## What the exercise asks
The full set of entries has to be output exactly.

## Data
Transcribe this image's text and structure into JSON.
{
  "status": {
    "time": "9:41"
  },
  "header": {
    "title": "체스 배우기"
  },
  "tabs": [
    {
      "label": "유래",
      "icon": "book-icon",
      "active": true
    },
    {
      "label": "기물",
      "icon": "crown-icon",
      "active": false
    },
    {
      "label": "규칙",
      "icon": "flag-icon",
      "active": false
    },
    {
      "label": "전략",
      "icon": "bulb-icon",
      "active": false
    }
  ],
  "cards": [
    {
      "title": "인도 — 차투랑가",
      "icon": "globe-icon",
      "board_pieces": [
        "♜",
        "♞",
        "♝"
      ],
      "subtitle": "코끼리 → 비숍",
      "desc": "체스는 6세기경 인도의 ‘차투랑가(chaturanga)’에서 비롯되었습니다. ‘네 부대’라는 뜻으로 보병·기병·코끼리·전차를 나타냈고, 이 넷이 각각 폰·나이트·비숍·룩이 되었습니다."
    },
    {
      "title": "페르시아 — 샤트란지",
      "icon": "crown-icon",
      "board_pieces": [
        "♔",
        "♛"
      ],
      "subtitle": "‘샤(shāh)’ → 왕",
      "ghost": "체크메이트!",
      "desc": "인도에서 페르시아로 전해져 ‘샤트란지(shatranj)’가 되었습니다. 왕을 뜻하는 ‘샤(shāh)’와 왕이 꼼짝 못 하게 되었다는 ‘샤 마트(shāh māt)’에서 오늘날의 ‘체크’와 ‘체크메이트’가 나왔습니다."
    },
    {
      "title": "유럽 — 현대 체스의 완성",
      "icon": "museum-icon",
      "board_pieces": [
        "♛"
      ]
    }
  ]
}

## Answer space
Transcribe this image's text and structure into JSON.
{
  "status": {
    "time": "9:41"
  },
  "header": {
    "title": "체스 배우기"
  },
  "tabs": [
    {
      "label": "유래",
      "icon": "book-icon",
      "active": true
    },
    {
      "label": "기물",
      "icon": "crown-icon",
      "active": false
    },
    {
      "label": "규칙",
      "icon": "flag-icon",
      "active": false
    },
    {
      "label": "전략",
      "icon": "bulb-icon",
      "active": false
    }
  ],
  "cards": [
    {
      "title": "인도 — 차투랑가",
      "icon": "globe-icon",
      "board_pieces": [
        "♜",
        "♞",
        "♝"
      ],
      "subtitle": "코끼리 → 비숍",
      "desc": "체스는 6세기경 인도의 ‘차투랑가(chaturanga)’에서 비롯되었습니다. ‘네 부대’라는 뜻으로 보병·기병·코끼리·전차를 나타냈고, 이 넷이 각각 폰·나이트·비숍·룩이 되었습니다."
    },
    {
      "title": "페르시아 — 샤트란지",
      "icon": "crown-icon",
      "board_pieces": [
        "♔",
        "♛"
      ],
      "subtitle": "‘샤(shāh)’ → 왕",
      "ghost": "체크메이트!",
      "desc": "인도에서 페르시아로 전해져 ‘샤트란지(shatranj)’가 되었습니다. 왕을 뜻하는 ‘샤(shāh)’와 왕이 꼼짝 못 하게 되었다는 ‘샤 마트(shāh māt)’에서 오늘날의 ‘체크’와 ‘체크메이트’가 나왔습니다."
    },
    {
      "title": "유럽 — 현대 체스의 완성",
      "icon": "museum-icon",
      "board_pieces": [
        "♛"
      ]
    }
  ]
}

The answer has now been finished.